According to the most recent Bloomberg New Energy Finance (BNEF) Climatescope survey, developing countries have taken a leading role in the renewable energy transition. In 2017, renewables represented the majority of all new power-generating capacity added in emerging markets, and these countries saw $143 billion in new clean energy investments. What has primed these countries for sustainability leadership, and what does this leadership look like in action?
Trends in Clean Energy
Although developed countries like the United Kingdom have made headlines for hitting renewable energy milestones, their developing counterparts have been doing significant work. For example, China made almost one-third of the world’s clean energy investments in 2018, while India was ranked fifth globally in installed renewable capacity.

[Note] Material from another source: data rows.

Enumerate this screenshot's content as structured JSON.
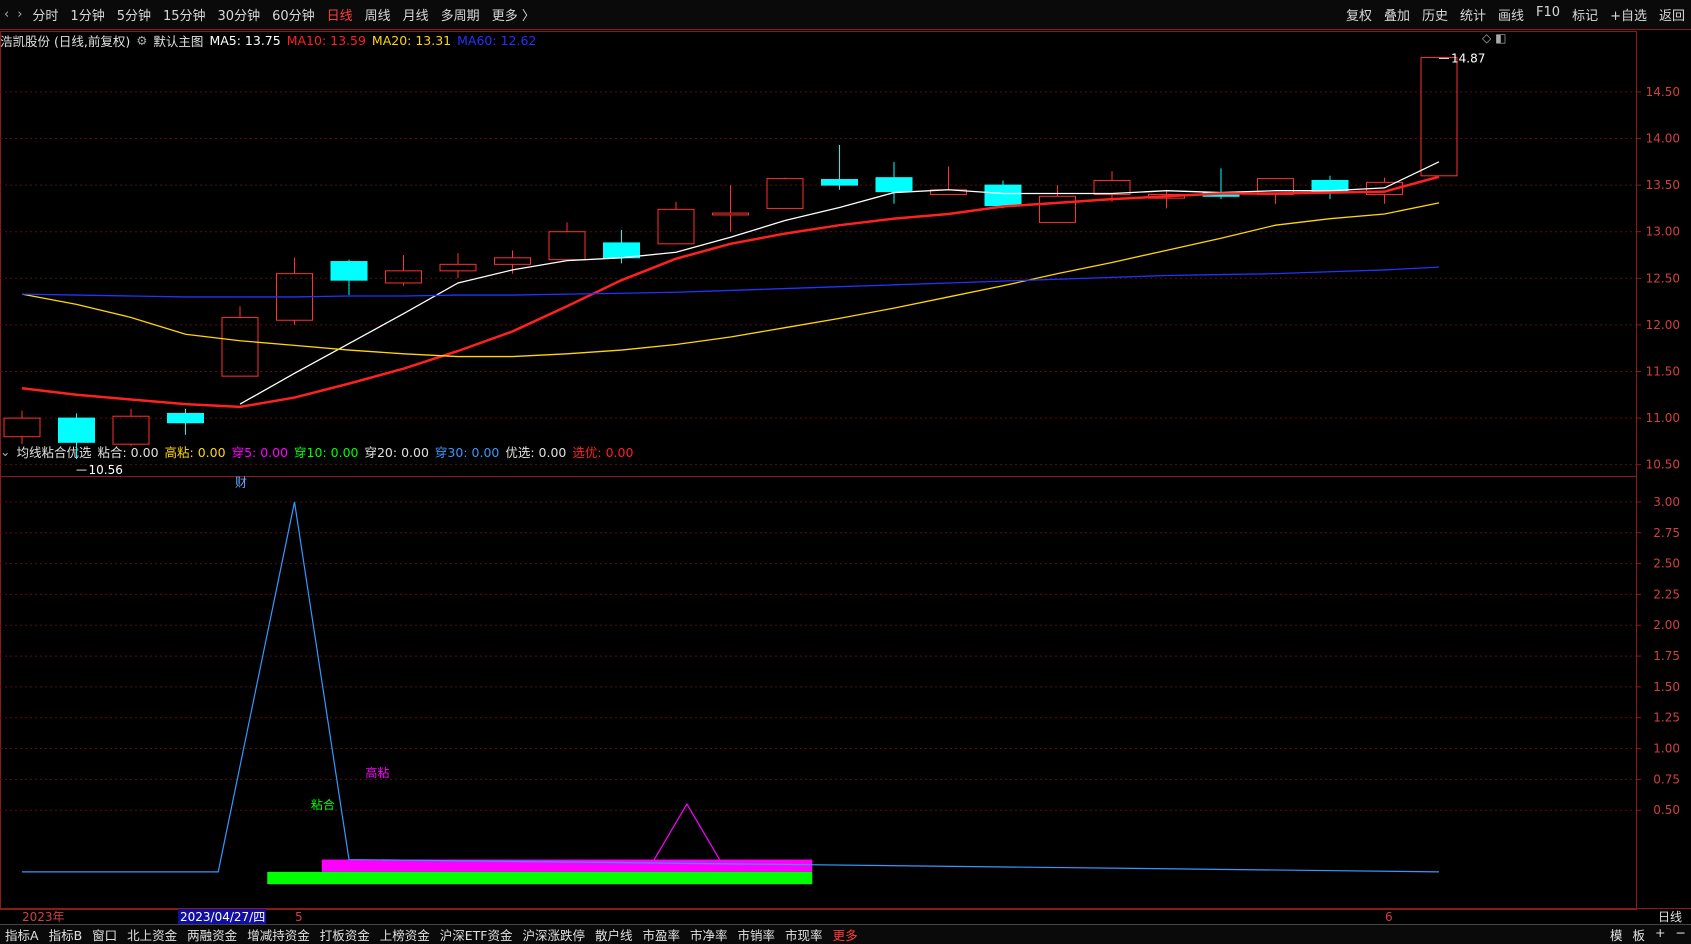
{
  "topbar": {
    "nav": [
      "‹",
      "›"
    ],
    "period_tabs": [
      {
        "label": "分时",
        "active": false
      },
      {
        "label": "1分钟",
        "active": false
      },
      {
        "label": "5分钟",
        "active": false
      },
      {
        "label": "15分钟",
        "active": false
      },
      {
        "label": "30分钟",
        "active": false
      },
      {
        "label": "60分钟",
        "active": false
      },
      {
        "label": "日线",
        "active": true
      },
      {
        "label": "周线",
        "active": false
      },
      {
        "label": "月线",
        "active": false
      },
      {
        "label": "多周期",
        "active": false
      },
      {
        "label": "更多 〉",
        "active": false
      }
    ],
    "tools": [
      "复权",
      "叠加",
      "历史",
      "统计",
      "画线",
      "F10",
      "标记",
      "+自选",
      "返回"
    ]
  },
  "main_info": {
    "stock": "浩凯股份 (日线,前复权)",
    "template": "默认主图",
    "ma": [
      {
        "label": "MA5: 13.75",
        "color": "#ffffff"
      },
      {
        "label": "MA10: 13.59",
        "color": "#ff2020"
      },
      {
        "label": "MA20: 13.31",
        "color": "#ffd700"
      },
      {
        "label": "MA60: 12.62",
        "color": "#2233ff"
      }
    ]
  },
  "sub_info": {
    "name": "均线粘合优选",
    "items": [
      {
        "label": "粘合: 0.00",
        "color": "#e0e0e0"
      },
      {
        "label": "高粘: 0.00",
        "color": "#ffd700"
      },
      {
        "label": "穿5: 0.00",
        "color": "#ff00ff"
      },
      {
        "label": "穿10: 0.00",
        "color": "#00ff00"
      },
      {
        "label": "穿20: 0.00",
        "color": "#e0e0e0"
      },
      {
        "label": "穿30: 0.00",
        "color": "#3399ff"
      },
      {
        "label": "优选: 0.00",
        "color": "#e0e0e0"
      },
      {
        "label": "选优: 0.00",
        "color": "#ff2020"
      }
    ]
  },
  "chart_data": [
    {
      "type": "candlestick",
      "title": "浩凯股份",
      "y_ticks": [
        "14.50",
        "14.00",
        "13.50",
        "13.00",
        "12.50",
        "12.00",
        "11.50",
        "11.00",
        "10.50"
      ],
      "ylim": [
        10.4,
        14.95
      ],
      "candles": [
        {
          "o": 10.8,
          "c": 11.0,
          "h": 11.08,
          "l": 10.72
        },
        {
          "o": 11.0,
          "c": 10.74,
          "h": 11.05,
          "l": 10.56
        },
        {
          "o": 10.72,
          "c": 11.02,
          "h": 11.1,
          "l": 10.7
        },
        {
          "o": 11.05,
          "c": 10.95,
          "h": 11.1,
          "l": 10.82
        },
        {
          "o": 11.45,
          "c": 12.08,
          "h": 12.2,
          "l": 11.45
        },
        {
          "o": 12.05,
          "c": 12.55,
          "h": 12.72,
          "l": 12.0
        },
        {
          "o": 12.68,
          "c": 12.48,
          "h": 12.7,
          "l": 12.32
        },
        {
          "o": 12.45,
          "c": 12.58,
          "h": 12.75,
          "l": 12.42
        },
        {
          "o": 12.58,
          "c": 12.65,
          "h": 12.77,
          "l": 12.5
        },
        {
          "o": 12.65,
          "c": 12.72,
          "h": 12.8,
          "l": 12.55
        },
        {
          "o": 12.7,
          "c": 13.0,
          "h": 13.1,
          "l": 12.7
        },
        {
          "o": 12.88,
          "c": 12.72,
          "h": 13.02,
          "l": 12.66
        },
        {
          "o": 12.87,
          "c": 13.24,
          "h": 13.32,
          "l": 12.87
        },
        {
          "o": 13.18,
          "c": 13.2,
          "h": 13.5,
          "l": 13.0
        },
        {
          "o": 13.25,
          "c": 13.57,
          "h": 13.58,
          "l": 13.25
        },
        {
          "o": 13.56,
          "c": 13.5,
          "h": 13.93,
          "l": 13.45
        },
        {
          "o": 13.58,
          "c": 13.43,
          "h": 13.75,
          "l": 13.3
        },
        {
          "o": 13.4,
          "c": 13.45,
          "h": 13.7,
          "l": 13.4
        },
        {
          "o": 13.5,
          "c": 13.28,
          "h": 13.55,
          "l": 13.25
        },
        {
          "o": 13.1,
          "c": 13.38,
          "h": 13.5,
          "l": 13.1
        },
        {
          "o": 13.4,
          "c": 13.55,
          "h": 13.65,
          "l": 13.32
        },
        {
          "o": 13.36,
          "c": 13.4,
          "h": 13.45,
          "l": 13.25
        },
        {
          "o": 13.42,
          "c": 13.38,
          "h": 13.68,
          "l": 13.35
        },
        {
          "o": 13.4,
          "c": 13.57,
          "h": 13.57,
          "l": 13.3
        },
        {
          "o": 13.55,
          "c": 13.42,
          "h": 13.6,
          "l": 13.35
        },
        {
          "o": 13.4,
          "c": 13.53,
          "h": 13.58,
          "l": 13.3
        },
        {
          "o": 13.6,
          "c": 14.87,
          "h": 14.87,
          "l": 13.6
        }
      ],
      "series": [
        {
          "name": "MA5",
          "color": "#ffffff",
          "values": [
            null,
            null,
            null,
            null,
            11.15,
            11.48,
            11.8,
            12.12,
            12.45,
            12.59,
            12.69,
            12.72,
            12.78,
            12.94,
            13.12,
            13.26,
            13.42,
            13.45,
            13.41,
            13.41,
            13.41,
            13.44,
            13.42,
            13.44,
            13.44,
            13.47,
            13.75
          ]
        },
        {
          "name": "MA10",
          "color": "#ff2020",
          "values": [
            11.32,
            11.25,
            11.2,
            11.15,
            11.12,
            11.22,
            11.37,
            11.53,
            11.72,
            11.93,
            12.2,
            12.48,
            12.71,
            12.87,
            12.98,
            13.07,
            13.14,
            13.19,
            13.27,
            13.31,
            13.35,
            13.38,
            13.41,
            13.41,
            13.42,
            13.43,
            13.59
          ]
        },
        {
          "name": "MA20",
          "color": "#ffd700",
          "values": [
            12.33,
            12.22,
            12.08,
            11.9,
            11.83,
            11.78,
            11.73,
            11.69,
            11.66,
            11.66,
            11.69,
            11.73,
            11.79,
            11.87,
            11.97,
            12.07,
            12.18,
            12.3,
            12.42,
            12.55,
            12.67,
            12.8,
            12.93,
            13.07,
            13.14,
            13.19,
            13.31
          ]
        },
        {
          "name": "MA60",
          "color": "#2233ff",
          "values": [
            12.33,
            12.32,
            12.31,
            12.3,
            12.3,
            12.3,
            12.31,
            12.31,
            12.32,
            12.32,
            12.33,
            12.34,
            12.35,
            12.37,
            12.39,
            12.41,
            12.43,
            12.45,
            12.47,
            12.49,
            12.51,
            12.53,
            12.54,
            12.55,
            12.57,
            12.59,
            12.62
          ]
        }
      ],
      "annotations": [
        {
          "text": "10.56",
          "bar": 1,
          "value": 10.56
        },
        {
          "text": "14.87",
          "bar": 26,
          "value": 14.87
        },
        {
          "text": "财",
          "bar": 4,
          "value": 10.44
        }
      ]
    },
    {
      "type": "line",
      "title": "均线粘合优选",
      "y_ticks": [
        "3.00",
        "2.75",
        "2.50",
        "2.25",
        "2.00",
        "1.75",
        "1.50",
        "1.25",
        "1.00",
        "0.75",
        "0.50"
      ],
      "ylim": [
        -0.22,
        3.04
      ],
      "x_labels": [
        {
          "text": "2023年",
          "bar": 0
        },
        {
          "text": "2023/04/27/四",
          "bar": 4
        },
        {
          "text": "5",
          "bar": 5
        },
        {
          "text": "6",
          "bar": 25
        },
        {
          "text": "日线",
          "bar": null
        }
      ],
      "series": [
        {
          "name": "粘合线",
          "color": "#3399ff",
          "points": [
            [
              0,
              0
            ],
            [
              3.6,
              0
            ],
            [
              5,
              3
            ],
            [
              6,
              0.1
            ],
            [
              26,
              0
            ]
          ]
        },
        {
          "name": "穿5",
          "color": "#ff00ff",
          "points": [
            [
              11.6,
              0.1
            ],
            [
              12.2,
              0.55
            ],
            [
              12.8,
              0.1
            ]
          ]
        }
      ],
      "bars": [
        {
          "name": "高粘",
          "color": "#ff00ff",
          "from": 5.5,
          "to": 14.5,
          "bottom": 0.0,
          "top": 0.1
        },
        {
          "name": "粘合",
          "color": "#00ff00",
          "from": 4.5,
          "to": 14.5,
          "bottom": -0.1,
          "top": 0.0
        }
      ],
      "labels": [
        {
          "text": "粘合",
          "color": "#00ff00",
          "bar": 5.3,
          "value": 0.51
        },
        {
          "text": "高粘",
          "color": "#ff00ff",
          "bar": 6.3,
          "value": 0.77
        }
      ]
    }
  ],
  "bottombar": {
    "tabs": [
      "指标A",
      "指标B",
      "窗口",
      "北上资金",
      "两融资金",
      "增减持资金",
      "打板资金",
      "上榜资金",
      "沪深ETF资金",
      "沪深涨跌停",
      "散户线",
      "市盈率",
      "市净率",
      "市销率",
      "市现率",
      "更多"
    ],
    "right": [
      "模",
      "板",
      "+",
      "−"
    ]
  }
}
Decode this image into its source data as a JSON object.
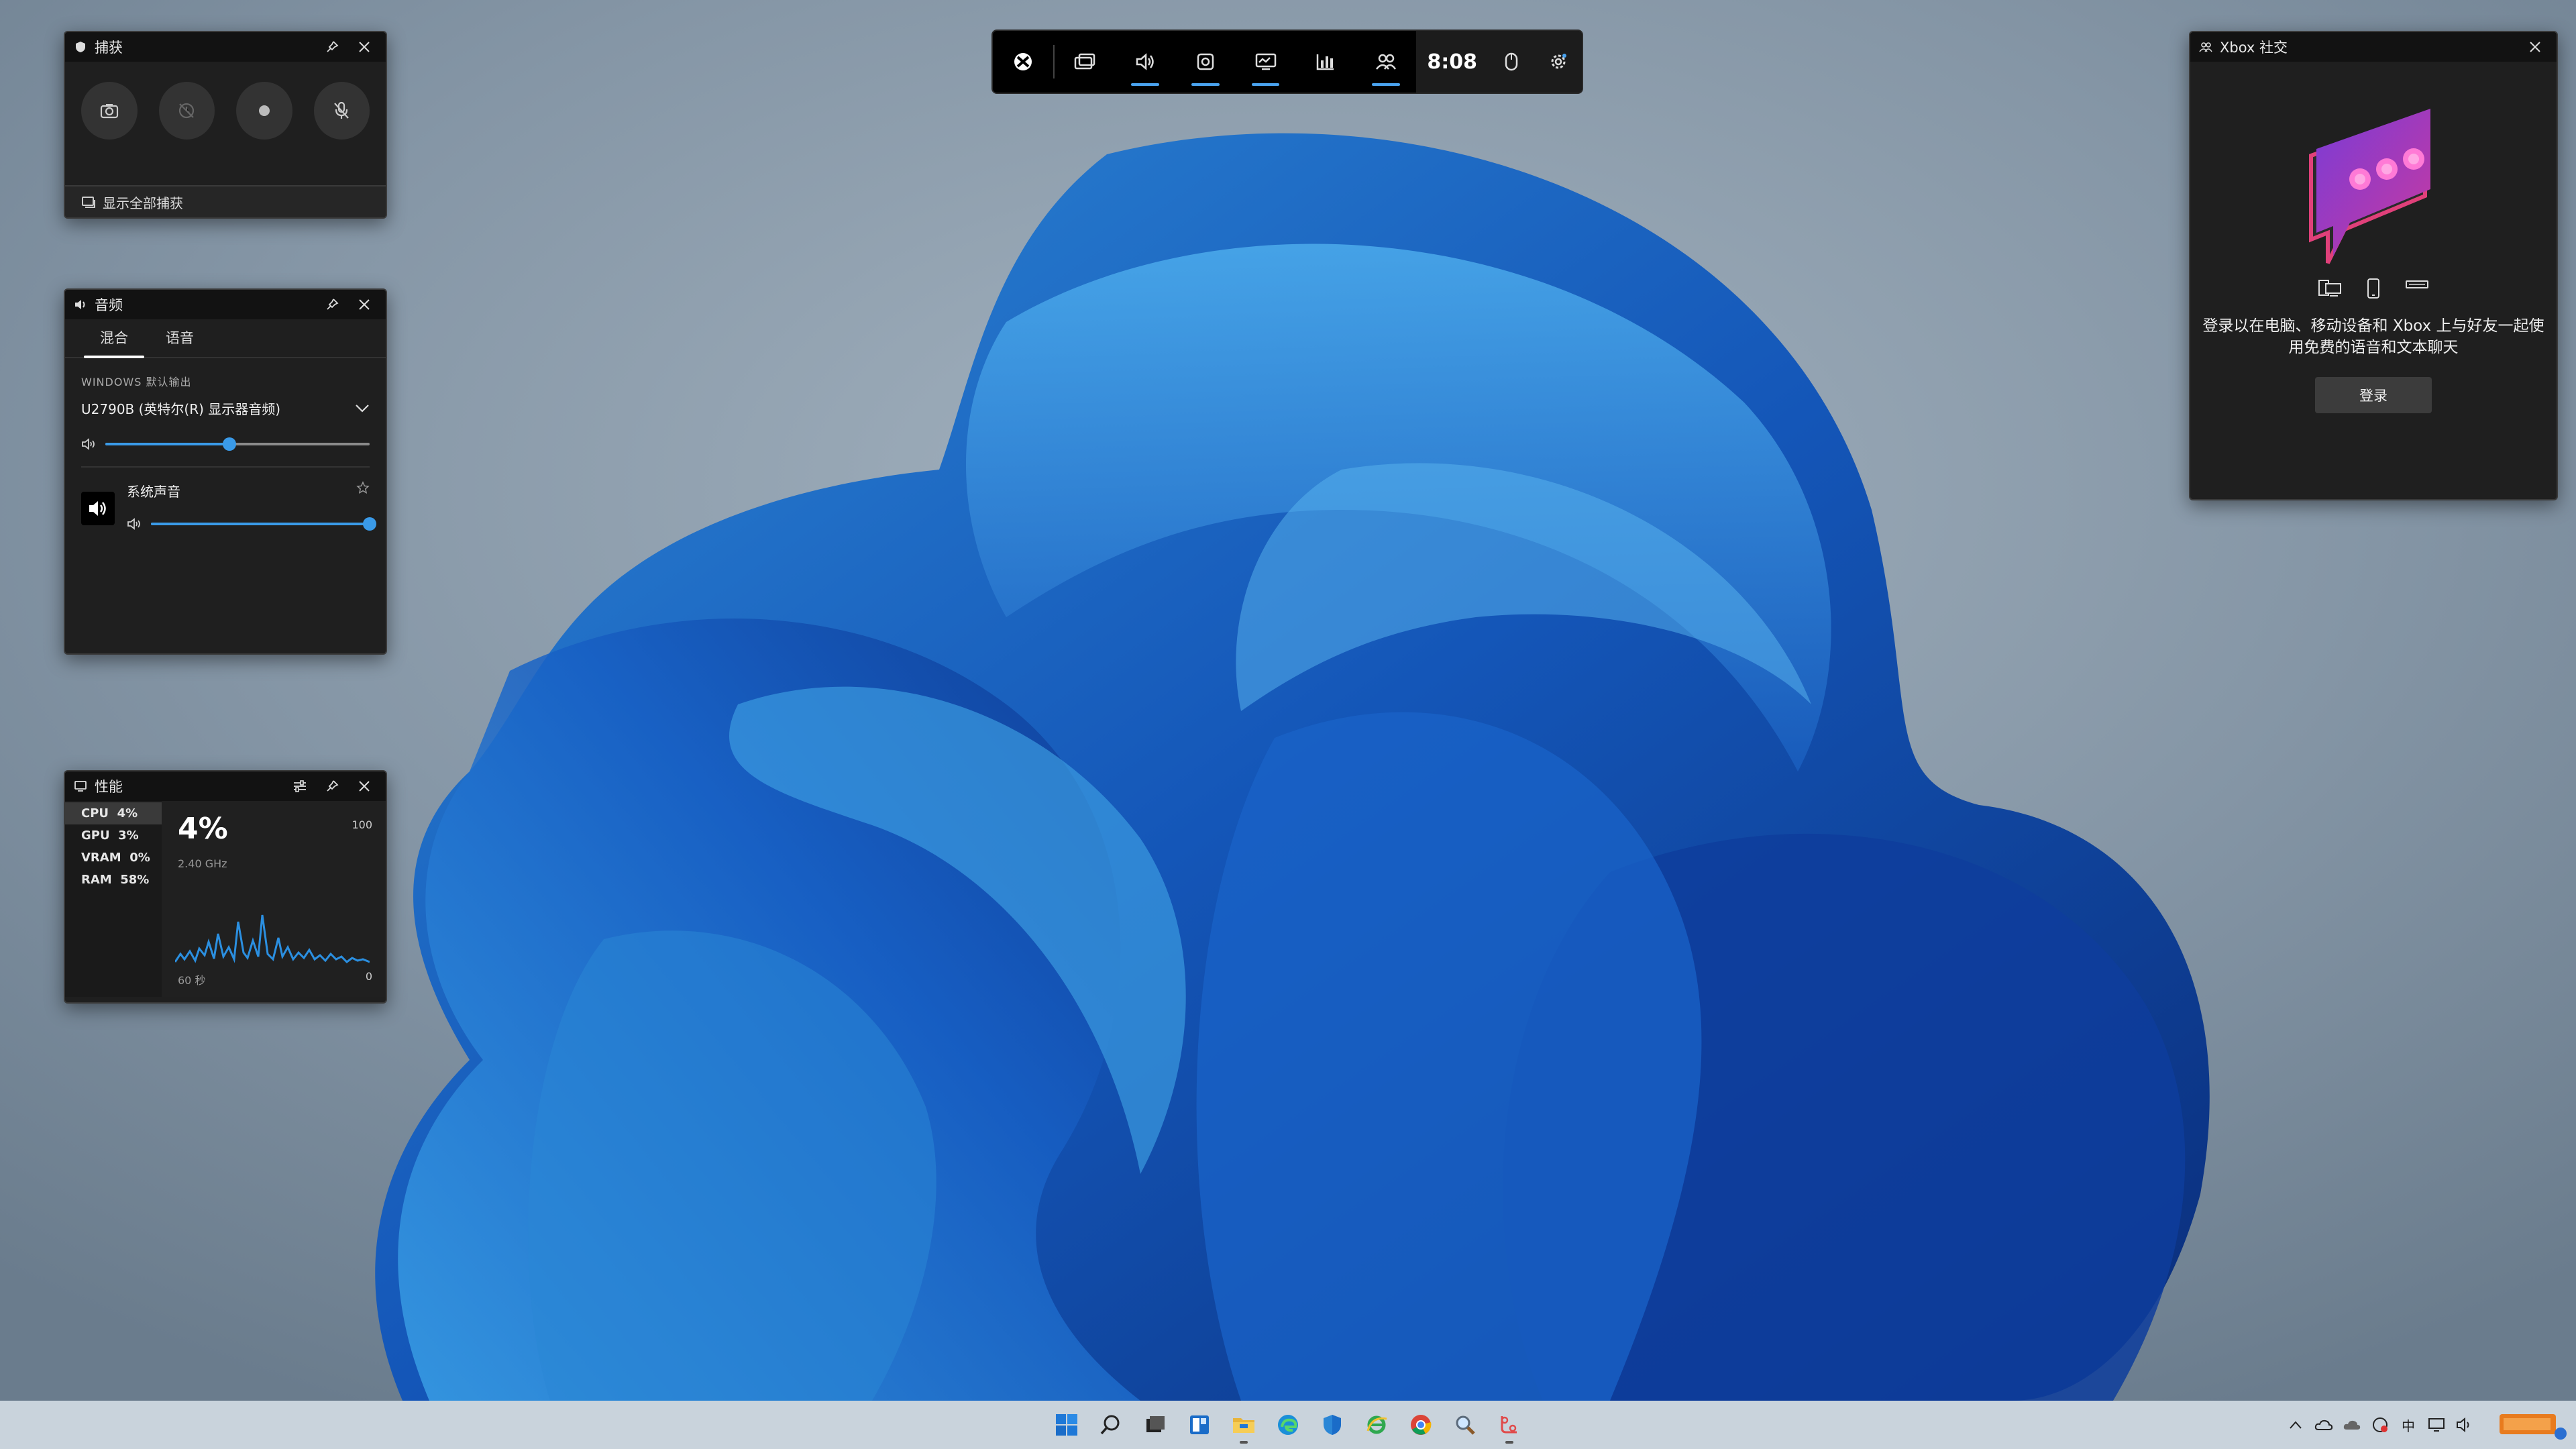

China and India have also grown their coal capacity, which speaks to developing countries’ needs for electricity to support economic growth. However, some countries that lack legacy fossil fuel infrastructures may be able to “leapfrog” over fossil fuel energy sources and embrace renewables from the start.
In either case, the Paris Agreement has provided a guiding principle for many governments, who have set official targets that incentivize new clean energy investments. For example, India is on pace to exceed its Paris Agreement targets for emission reductions and renewable capacity. Moreso, Morocco is one of only two countries whose goals have been rated by Climate Action Tracker to be compatible with the Paris Agreement’s more aggressive 1.5˚C global warming threshold.
What makes all this possible is the falling cost of renewable energy. A recent International Renewable Energy Agency report found that unsubsidized renewables are often cheaper than fossil fuels, a trend that is expected to continue as technology costs drop.
Spotlight on Latin America
Latin American countries have made noteworthy progress in renewable energy. The Institute for Energy Economics and Financial Analysis has called Uruguay a “profoundly instructive example that can be applied in countless other countries.”
While hydropower gave the country a head start, it has increasingly adopted solar and wind, which now account for over 40% of its power generation (up from 1% in 2013). Uruguay also exports electricity produced through clean energy solutions to larger neighboring countries like Argentina and Brazil.
Meanwhile, Chile was ranked first in the Climatescope survey of countries driving the energy transition. BNEF cites the country’s sympathetic policies, its record of clean power investments, and its ambitious commitments. Renewables powered a quarter of Chile’s energy in 2017, and its mandates aim for 60% renewable energy generation by 2035, according to BNEF.
Despite these trends in innovation and renewable infrastructure, the US Energy Information Agency predicts that it will not be until 2050 that renewable energy sources account for half of the world’s overall electricity generation.
Want to learn more about renewable energy trends? Read:
- Clean Energy Investment, Policy, Innovation to Propel Further Renewable Growth and Demand
- Tracking Coal Production in the Face of the Paris Agreement
- Low-Cost Renewables Have Big Implications for the Utilities Industry
- The Low Cost of Renewable Energy Is Driving Big Changes in the Power Sector
- Renewable Energy Growth and the Benefits of an Expanding Industry